▽

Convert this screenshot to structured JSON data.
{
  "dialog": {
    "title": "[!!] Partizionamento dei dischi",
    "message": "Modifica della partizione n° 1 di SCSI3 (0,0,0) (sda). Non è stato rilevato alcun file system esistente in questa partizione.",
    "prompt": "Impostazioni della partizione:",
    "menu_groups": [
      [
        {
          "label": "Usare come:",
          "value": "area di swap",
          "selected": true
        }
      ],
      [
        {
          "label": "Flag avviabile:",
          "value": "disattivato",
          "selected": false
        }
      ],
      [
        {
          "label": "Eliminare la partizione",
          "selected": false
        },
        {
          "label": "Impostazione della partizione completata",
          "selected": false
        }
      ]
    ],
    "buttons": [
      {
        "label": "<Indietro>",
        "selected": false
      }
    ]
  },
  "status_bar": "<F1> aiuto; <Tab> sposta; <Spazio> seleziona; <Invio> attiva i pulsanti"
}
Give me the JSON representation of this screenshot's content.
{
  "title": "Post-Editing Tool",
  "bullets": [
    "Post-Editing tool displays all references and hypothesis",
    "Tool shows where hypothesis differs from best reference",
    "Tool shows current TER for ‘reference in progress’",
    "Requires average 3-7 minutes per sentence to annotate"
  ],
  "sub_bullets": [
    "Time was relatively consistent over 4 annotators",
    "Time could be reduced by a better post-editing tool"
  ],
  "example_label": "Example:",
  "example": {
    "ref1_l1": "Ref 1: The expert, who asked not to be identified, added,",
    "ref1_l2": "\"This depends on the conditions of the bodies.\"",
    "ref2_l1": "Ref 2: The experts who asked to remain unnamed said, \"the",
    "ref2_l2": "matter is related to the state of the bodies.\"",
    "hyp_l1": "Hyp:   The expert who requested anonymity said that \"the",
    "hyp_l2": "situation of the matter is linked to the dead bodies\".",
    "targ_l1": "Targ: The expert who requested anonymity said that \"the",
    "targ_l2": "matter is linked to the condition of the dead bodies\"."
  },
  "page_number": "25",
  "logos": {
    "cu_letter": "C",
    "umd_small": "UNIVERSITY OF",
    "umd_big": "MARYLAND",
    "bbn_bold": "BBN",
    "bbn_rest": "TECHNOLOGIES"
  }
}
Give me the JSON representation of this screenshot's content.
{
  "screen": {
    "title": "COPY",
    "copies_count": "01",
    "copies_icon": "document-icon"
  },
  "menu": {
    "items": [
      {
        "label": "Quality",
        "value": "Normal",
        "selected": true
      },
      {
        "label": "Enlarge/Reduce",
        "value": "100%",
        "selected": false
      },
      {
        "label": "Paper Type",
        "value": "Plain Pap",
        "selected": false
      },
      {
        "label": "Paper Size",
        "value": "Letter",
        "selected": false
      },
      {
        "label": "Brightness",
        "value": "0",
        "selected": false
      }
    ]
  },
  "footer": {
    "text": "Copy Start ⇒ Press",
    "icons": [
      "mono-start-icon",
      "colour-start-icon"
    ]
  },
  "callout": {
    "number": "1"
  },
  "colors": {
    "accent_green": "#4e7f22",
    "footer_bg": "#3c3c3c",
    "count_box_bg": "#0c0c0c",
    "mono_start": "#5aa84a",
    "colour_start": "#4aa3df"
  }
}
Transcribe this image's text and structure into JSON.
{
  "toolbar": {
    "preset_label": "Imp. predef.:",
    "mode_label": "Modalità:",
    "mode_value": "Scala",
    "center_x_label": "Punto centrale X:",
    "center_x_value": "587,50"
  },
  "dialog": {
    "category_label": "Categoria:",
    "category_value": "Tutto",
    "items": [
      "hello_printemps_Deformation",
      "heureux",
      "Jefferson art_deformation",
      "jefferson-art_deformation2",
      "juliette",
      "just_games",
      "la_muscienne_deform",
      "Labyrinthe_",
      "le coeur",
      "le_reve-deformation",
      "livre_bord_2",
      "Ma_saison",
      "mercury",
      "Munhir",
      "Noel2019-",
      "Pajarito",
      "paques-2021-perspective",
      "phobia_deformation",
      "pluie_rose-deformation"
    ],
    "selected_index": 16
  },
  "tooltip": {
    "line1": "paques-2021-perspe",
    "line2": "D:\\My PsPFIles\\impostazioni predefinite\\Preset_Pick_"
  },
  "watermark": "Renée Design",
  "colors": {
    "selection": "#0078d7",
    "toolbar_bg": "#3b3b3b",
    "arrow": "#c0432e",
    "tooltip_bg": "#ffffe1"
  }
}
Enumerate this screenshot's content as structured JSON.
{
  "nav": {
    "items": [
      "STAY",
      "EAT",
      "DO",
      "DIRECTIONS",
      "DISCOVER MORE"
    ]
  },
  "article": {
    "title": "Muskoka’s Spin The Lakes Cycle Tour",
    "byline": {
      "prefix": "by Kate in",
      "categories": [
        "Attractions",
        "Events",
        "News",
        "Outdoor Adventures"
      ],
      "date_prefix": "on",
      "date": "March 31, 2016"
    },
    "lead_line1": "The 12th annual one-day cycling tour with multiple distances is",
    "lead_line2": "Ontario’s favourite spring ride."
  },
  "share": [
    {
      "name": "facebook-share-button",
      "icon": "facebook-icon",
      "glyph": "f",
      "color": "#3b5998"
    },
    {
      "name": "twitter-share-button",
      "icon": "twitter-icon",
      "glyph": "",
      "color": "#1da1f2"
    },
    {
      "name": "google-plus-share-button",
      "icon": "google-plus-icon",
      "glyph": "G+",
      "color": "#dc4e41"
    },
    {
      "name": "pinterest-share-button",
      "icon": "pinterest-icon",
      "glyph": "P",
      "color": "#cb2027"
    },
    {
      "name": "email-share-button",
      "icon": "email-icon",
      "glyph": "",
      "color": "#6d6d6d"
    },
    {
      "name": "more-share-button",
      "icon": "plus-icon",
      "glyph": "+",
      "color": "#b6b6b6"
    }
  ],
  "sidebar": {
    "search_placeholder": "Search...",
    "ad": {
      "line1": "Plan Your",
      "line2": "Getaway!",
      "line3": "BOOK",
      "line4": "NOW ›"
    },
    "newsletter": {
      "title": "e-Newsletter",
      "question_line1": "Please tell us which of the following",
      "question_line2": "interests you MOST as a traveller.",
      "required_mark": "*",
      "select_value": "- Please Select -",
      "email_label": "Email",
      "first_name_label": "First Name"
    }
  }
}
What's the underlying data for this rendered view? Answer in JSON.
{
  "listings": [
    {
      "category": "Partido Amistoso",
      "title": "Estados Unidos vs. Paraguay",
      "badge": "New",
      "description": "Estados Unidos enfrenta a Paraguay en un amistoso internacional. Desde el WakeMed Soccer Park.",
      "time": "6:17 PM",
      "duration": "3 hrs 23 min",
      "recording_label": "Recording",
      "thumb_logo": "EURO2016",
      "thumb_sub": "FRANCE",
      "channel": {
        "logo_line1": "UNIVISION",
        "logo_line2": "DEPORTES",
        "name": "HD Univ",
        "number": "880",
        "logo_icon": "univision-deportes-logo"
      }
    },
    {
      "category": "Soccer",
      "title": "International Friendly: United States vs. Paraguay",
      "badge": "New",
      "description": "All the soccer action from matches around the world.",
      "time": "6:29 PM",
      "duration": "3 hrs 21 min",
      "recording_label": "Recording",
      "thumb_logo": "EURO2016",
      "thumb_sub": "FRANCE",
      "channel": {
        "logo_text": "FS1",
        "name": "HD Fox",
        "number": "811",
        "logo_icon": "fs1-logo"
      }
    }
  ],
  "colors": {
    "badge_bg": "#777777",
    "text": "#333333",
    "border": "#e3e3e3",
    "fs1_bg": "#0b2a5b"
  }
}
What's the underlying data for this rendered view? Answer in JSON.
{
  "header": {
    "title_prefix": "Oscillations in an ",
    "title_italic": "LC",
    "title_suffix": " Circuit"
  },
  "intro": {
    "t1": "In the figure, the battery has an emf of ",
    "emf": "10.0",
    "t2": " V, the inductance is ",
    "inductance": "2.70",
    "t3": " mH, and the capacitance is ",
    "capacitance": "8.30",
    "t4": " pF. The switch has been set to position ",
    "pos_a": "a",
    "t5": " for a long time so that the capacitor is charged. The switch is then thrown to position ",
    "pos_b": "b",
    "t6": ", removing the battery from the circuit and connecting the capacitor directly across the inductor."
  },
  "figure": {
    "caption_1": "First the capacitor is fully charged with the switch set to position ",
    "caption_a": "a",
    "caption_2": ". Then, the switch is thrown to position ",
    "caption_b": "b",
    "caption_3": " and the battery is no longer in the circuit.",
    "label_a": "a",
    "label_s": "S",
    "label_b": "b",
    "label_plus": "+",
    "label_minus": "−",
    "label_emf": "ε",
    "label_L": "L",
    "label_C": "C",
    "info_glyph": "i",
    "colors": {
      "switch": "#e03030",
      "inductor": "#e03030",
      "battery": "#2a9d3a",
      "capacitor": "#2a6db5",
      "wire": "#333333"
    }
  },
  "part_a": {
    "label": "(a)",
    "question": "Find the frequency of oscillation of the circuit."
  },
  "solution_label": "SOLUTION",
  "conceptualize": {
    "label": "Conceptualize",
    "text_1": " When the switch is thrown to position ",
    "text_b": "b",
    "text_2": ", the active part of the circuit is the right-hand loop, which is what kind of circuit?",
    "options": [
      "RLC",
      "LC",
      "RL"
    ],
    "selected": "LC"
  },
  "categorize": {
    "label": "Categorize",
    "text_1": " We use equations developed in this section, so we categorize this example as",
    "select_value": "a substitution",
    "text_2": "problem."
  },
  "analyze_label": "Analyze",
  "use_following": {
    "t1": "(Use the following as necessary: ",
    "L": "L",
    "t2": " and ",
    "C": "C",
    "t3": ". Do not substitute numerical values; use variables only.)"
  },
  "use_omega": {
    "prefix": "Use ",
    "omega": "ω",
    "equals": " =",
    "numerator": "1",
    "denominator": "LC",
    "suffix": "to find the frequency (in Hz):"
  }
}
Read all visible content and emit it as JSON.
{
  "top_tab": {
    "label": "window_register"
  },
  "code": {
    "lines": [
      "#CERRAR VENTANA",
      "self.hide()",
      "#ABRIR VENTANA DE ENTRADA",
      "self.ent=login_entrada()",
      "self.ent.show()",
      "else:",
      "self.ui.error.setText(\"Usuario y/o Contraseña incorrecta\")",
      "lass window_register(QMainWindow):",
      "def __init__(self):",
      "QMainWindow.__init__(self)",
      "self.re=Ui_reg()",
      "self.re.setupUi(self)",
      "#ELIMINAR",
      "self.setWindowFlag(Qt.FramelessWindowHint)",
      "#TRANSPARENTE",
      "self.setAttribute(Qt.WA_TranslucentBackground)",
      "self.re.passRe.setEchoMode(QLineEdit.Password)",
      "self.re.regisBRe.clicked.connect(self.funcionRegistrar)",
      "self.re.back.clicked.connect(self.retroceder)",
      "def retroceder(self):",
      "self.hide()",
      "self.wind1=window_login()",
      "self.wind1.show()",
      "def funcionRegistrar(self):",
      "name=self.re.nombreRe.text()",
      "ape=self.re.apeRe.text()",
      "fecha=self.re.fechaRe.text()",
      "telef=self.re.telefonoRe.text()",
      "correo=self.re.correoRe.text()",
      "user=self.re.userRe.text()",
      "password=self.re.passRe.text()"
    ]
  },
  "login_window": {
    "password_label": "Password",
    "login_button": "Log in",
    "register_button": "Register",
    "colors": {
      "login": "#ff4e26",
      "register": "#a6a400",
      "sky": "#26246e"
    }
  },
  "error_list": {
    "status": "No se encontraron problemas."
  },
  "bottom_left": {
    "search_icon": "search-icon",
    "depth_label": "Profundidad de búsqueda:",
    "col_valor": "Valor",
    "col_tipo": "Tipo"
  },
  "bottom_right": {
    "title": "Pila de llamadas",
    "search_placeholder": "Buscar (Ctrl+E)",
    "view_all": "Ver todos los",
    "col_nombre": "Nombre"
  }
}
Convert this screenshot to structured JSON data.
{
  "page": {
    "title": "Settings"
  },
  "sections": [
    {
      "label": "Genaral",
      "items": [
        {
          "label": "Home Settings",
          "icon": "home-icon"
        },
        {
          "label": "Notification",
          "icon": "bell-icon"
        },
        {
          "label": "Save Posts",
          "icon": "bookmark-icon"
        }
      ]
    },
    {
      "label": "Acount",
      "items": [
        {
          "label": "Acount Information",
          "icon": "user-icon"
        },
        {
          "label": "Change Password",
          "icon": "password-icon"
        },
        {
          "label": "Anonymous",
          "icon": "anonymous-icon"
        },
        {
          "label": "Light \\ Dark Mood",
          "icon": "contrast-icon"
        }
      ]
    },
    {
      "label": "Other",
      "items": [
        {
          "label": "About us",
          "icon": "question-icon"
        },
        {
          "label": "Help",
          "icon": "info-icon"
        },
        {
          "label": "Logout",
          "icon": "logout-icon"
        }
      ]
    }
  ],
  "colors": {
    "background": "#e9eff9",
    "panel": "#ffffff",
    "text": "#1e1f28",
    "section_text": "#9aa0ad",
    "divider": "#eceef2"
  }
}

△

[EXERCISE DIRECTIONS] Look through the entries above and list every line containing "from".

[SOLVED EXERCISE]
    "Tool shows where hypothesis differs from best reference",
      "description": "All the soccer action from matches around the world.",
    "t6": ", removing the battery from the circuit and connecting the capacitor directly across the inductor."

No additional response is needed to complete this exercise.